All that to say, I’m stretched a little thin these days, both physically and emotionally. I will be glad to have these meetings out of the way, in addition to Julian’s asinine family history project with a family tree diagram that our family doesn’t fit on, squabbles with lunch monitors and daily battles over homework. Is it almost summer break?
School field trips can be an exciting change of pace for kids, giving them a break from the traditional classroom setting and a chance to learn in a fun evironment. But as a parent of kids with ADHD, every field trip brings a certain stress. It builds in the days leading up, culminating with me spending the entire day of the trip on the edge of my seat, waiting for the phone to ring.
My 8 year old is gone on an all-day field trip today, and I will spend the whole day with one ear open, cringing every time the phone rings. I’m lucky in that my boys are very well behaved and don’t have any of the behaviour disorders that can accompany ADHD, but even still, the excitement of the trip, coupled with the lack of routine, can make it difficult for him to control himself. Add to that that I took him off his [3rd] ADHD medication on Saturday due to side effects (that’s a post in itself), and I’m particularly anxious about today.

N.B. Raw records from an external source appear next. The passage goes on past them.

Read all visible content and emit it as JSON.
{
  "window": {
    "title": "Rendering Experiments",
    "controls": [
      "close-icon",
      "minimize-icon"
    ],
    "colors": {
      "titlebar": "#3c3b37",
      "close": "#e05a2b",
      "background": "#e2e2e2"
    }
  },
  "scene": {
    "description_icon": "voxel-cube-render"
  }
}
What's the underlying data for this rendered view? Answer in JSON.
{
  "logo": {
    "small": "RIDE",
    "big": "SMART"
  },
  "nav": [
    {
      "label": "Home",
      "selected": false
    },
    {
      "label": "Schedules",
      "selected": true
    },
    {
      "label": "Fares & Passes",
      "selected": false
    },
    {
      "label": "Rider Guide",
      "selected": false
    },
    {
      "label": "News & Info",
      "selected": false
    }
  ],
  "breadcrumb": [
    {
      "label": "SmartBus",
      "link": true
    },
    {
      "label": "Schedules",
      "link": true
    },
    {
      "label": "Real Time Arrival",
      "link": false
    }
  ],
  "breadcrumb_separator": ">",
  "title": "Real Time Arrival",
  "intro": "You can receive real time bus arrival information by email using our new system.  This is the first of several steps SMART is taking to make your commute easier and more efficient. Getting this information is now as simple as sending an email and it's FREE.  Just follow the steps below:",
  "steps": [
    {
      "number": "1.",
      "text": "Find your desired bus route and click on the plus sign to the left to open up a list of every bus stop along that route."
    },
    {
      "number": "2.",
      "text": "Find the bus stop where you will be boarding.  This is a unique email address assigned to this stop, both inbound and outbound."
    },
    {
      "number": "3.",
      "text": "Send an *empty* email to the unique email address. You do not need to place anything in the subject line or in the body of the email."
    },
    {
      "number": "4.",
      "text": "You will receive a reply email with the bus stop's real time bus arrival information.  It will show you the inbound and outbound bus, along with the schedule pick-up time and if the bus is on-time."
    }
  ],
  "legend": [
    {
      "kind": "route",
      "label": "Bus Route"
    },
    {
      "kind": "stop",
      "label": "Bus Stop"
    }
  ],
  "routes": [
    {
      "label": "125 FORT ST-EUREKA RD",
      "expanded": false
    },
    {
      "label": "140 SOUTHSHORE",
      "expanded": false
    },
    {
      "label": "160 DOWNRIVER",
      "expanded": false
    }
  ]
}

That’s part of life when your child has an invisible disability. There’s no just signing the permission form and sending it back. First, I have to decide if he should participate at all (the answer is almost always “yes”, the social stigma of being left behind doesn’t help already-challenged kids), then there’s the debate of whether or not a parent can and should attend. This is challenging because both my work and his father’s don’t allow for a lot of flex time. Then there’s at least one call to the teacher to find out exactly what the children will be doing, and to review with her that my son may need extra reminders about behaviour and rules in a new and exciting setting. And that these reminders come best from her, and not from a parent volunteer who knows nothing about him. Thankfully, he has a wonderful teacher who ‘gets’ him, and who will keep him close all day today. She has assured me that the outing will be filled with hands-on learning and the kids will be kept very busy. I am optimistic.
In my heart, I’m sure he’s going to have an excellent time; he’s been to this museum many times before and it’s one of his favourites. Plus, he learns best in a hands-on environment and it’s going to be much more stimulating than a day at school, so I’m sure he’ll have fun. Hopefully he has fun at an appropriate volume level, and brings back everything he takes with him. I wish I could fast-forward to the end of the day, when he comes home full of stories about the bus trip, the science experiments, the fun he had with his friends, all delivered in his highly enthusiastic and animated chatter… but until then, I’m not far from the phone.